DALLAS (Reuters) - AMR Corp., whose American Airlines is the world's No. 1 carrier, expects a "very, very big loss" for the current quarter and full year after the plunge in air travel since September 11, Chairman and Chief Executive Don Carty said on Tuesday.
In a telephone message to employees of the Fort Worth, Texas-based company, Carty said the airline still had a long way to go to recover from the double impact of a recession and fear of flying caused by the hijack attacks on the United States.
"There are some encouraging signs starting to appear, but we have a long road back, and I hope no one is surprised when we report a very, very big loss for the fourth quarter and the full year," Carty said.
Carty did not specify the loss, which was widely expected as part of a money-losing year for most U.S. carriers who have cut capacity by about 20 percent since September 11 .
In October, AMR posted a record quarterly net loss of $414 million as air travel came almost to a halt after the September 11 attacks.
Wall Street analysts have forecast a mean loss per AMR share of $4.41 this quarter and $8.78 for the full year, as against profits of 34 cents for the year-ago quarter and $4.65 for 2000, according to estimates collected by Thompson/First Call.
Shares of AMR were up 9 cents, or 0.39 percent, at $23.91 in midday trading on the New York Stock Exchange.

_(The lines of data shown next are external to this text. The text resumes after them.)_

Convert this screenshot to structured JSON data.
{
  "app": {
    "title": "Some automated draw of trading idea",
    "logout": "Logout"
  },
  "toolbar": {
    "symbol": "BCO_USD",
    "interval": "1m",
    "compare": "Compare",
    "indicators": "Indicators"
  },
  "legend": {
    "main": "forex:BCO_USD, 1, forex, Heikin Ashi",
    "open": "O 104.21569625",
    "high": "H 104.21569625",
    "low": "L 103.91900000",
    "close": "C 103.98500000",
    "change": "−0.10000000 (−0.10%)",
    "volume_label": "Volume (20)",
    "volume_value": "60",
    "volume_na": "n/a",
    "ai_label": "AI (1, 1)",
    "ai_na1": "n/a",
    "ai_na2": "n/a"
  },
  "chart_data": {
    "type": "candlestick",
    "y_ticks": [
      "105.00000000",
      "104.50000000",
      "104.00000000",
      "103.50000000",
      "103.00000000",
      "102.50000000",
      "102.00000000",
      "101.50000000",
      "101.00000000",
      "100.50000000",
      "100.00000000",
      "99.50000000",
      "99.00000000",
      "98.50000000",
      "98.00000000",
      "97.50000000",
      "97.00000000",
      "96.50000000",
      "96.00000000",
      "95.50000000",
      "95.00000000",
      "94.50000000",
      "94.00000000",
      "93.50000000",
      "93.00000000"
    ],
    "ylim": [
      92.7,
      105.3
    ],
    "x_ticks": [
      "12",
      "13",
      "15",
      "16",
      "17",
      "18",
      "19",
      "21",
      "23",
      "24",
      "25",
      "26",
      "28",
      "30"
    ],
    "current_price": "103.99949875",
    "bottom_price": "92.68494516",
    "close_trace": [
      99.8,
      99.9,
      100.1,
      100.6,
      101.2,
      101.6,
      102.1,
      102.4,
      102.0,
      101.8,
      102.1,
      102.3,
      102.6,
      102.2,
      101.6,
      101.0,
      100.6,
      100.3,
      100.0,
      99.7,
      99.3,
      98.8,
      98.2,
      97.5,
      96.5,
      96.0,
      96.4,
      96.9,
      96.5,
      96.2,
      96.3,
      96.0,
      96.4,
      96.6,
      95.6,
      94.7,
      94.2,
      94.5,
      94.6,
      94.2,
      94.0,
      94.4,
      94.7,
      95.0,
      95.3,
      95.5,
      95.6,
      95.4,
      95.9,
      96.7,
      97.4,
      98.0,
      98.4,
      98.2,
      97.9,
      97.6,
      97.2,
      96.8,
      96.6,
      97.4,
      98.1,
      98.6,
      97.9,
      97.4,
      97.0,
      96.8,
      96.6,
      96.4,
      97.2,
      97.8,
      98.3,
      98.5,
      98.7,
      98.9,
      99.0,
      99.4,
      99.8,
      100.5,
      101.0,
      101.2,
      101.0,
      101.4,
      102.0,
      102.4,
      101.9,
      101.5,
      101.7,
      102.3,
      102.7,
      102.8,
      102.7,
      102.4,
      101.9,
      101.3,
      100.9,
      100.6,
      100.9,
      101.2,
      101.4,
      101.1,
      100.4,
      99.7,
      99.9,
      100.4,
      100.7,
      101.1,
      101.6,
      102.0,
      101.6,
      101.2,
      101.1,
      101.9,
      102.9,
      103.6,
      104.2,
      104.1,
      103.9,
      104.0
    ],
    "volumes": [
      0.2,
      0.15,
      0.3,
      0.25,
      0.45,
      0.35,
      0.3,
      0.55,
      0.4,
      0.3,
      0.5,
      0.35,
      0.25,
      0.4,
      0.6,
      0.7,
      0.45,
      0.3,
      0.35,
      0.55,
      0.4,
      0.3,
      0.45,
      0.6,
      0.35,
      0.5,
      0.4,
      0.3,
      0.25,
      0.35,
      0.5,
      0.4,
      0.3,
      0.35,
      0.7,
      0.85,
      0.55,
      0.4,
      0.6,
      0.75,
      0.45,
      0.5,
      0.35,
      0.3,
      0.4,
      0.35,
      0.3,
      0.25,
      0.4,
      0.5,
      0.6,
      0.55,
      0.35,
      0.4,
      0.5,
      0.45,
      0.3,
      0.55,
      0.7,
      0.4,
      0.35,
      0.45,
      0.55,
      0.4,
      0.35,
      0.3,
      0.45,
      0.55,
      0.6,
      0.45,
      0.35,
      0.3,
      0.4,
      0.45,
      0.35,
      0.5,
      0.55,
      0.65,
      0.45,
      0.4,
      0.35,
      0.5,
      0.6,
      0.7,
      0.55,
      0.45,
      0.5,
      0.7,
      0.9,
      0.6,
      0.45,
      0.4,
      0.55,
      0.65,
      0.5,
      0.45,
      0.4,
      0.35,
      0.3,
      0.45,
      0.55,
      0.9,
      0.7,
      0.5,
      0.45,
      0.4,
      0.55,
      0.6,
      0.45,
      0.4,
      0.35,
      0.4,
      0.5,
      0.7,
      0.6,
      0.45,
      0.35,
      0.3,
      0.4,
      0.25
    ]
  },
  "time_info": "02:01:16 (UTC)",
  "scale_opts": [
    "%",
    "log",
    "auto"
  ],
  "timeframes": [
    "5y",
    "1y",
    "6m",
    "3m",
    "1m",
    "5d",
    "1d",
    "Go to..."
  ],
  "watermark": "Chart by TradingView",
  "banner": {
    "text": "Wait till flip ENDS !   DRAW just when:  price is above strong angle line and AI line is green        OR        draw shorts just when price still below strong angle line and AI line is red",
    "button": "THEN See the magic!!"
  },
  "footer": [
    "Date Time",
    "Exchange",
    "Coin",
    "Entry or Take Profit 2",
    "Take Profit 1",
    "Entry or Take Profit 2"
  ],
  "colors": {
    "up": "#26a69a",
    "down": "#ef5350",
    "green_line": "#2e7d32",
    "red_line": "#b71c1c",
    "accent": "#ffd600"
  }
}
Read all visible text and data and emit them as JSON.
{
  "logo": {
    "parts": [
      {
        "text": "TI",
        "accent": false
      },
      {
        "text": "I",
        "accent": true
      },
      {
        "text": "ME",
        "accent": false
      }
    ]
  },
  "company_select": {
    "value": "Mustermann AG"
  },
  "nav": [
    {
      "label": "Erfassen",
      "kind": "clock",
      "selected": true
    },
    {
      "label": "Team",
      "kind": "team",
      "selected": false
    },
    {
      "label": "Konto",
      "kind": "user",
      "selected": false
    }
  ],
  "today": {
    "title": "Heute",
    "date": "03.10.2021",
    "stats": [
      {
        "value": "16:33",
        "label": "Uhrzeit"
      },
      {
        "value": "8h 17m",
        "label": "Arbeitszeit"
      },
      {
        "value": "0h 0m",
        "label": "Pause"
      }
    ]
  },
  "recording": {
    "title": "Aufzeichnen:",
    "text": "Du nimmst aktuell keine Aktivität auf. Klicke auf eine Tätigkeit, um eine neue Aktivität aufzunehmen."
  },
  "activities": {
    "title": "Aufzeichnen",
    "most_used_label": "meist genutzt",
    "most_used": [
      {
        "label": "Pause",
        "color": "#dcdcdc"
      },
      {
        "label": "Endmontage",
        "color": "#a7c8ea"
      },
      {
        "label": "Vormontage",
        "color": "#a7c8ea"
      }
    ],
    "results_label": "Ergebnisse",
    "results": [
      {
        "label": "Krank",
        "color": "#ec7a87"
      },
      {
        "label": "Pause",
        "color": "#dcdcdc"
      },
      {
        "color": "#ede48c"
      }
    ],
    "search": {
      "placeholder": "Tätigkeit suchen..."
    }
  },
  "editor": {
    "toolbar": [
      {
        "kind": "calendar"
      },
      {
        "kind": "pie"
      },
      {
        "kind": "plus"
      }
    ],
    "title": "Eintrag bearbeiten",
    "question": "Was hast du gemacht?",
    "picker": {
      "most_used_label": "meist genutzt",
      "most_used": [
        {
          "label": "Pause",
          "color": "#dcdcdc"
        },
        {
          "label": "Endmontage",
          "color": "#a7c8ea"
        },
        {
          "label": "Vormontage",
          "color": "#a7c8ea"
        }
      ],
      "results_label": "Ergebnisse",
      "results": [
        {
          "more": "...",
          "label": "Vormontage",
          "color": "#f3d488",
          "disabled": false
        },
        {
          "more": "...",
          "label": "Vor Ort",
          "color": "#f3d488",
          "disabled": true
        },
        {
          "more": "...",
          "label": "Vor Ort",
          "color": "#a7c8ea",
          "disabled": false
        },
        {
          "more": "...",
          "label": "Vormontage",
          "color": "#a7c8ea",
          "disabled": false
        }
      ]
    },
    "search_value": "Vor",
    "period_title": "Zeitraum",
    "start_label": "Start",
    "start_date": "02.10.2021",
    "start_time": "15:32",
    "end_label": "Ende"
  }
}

Carty said bookings through the holidays and into early January looked promising, but added the airline was still losing money because it was discounting prices on those seats to encourage people to get back in the air.
"But, and this is the paradox, we're still losing millions of dollars every day because, as you know, we have pulled a lot of flying out of our schedule and we're still selling seats at incredibly low prices," he said.
"And we're doing that just to get folks back in the air again and comfortable with flying."
In a bid to cut costs in the face of plunging revenues after September 11, AMR delayed the planned deliveries of 36 of 45 Boeing Co. aircraft from next year to some time past 2003.
The move was part of wide-ranging cuts to the company's 2001 and 2002 capital spending totalling $2.5 billion.
Two of American's jetliners were among the four hijacked for the September attacks that caused the collapse of the World Trade Center and set part of the Pentagon ablaze. One of the four planes crashed in a Pennsylvania field.